Top of DATA FOR PROCESSING
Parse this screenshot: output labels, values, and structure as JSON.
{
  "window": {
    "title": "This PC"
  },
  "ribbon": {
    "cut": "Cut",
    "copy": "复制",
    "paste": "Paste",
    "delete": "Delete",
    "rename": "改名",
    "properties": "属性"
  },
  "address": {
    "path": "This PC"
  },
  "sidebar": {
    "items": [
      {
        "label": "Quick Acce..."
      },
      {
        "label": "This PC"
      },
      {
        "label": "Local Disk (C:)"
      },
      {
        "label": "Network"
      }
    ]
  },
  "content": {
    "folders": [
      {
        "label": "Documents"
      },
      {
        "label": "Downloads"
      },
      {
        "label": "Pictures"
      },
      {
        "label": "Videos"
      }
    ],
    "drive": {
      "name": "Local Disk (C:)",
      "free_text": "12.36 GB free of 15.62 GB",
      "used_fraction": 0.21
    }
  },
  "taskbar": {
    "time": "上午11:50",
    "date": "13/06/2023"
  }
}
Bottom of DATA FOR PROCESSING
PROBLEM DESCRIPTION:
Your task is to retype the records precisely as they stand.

THE COMPLETED TASK:
Parse this screenshot: output labels, values, and structure as JSON.
{
  "window": {
    "title": "This PC"
  },
  "ribbon": {
    "cut": "Cut",
    "copy": "复制",
    "paste": "Paste",
    "delete": "Delete",
    "rename": "改名",
    "properties": "属性"
  },
  "address": {
    "path": "This PC"
  },
  "sidebar": {
    "items": [
      {
        "label": "Quick Acce..."
      },
      {
        "label": "This PC"
      },
      {
        "label": "Local Disk (C:)"
      },
      {
        "label": "Network"
      }
    ]
  },
  "content": {
    "folders": [
      {
        "label": "Documents"
      },
      {
        "label": "Downloads"
      },
      {
        "label": "Pictures"
      },
      {
        "label": "Videos"
      }
    ],
    "drive": {
      "name": "Local Disk (C:)",
      "free_text": "12.36 GB free of 15.62 GB",
      "used_fraction": 0.21
    }
  },
  "taskbar": {
    "time": "上午11:50",
    "date": "13/06/2023"
  }
}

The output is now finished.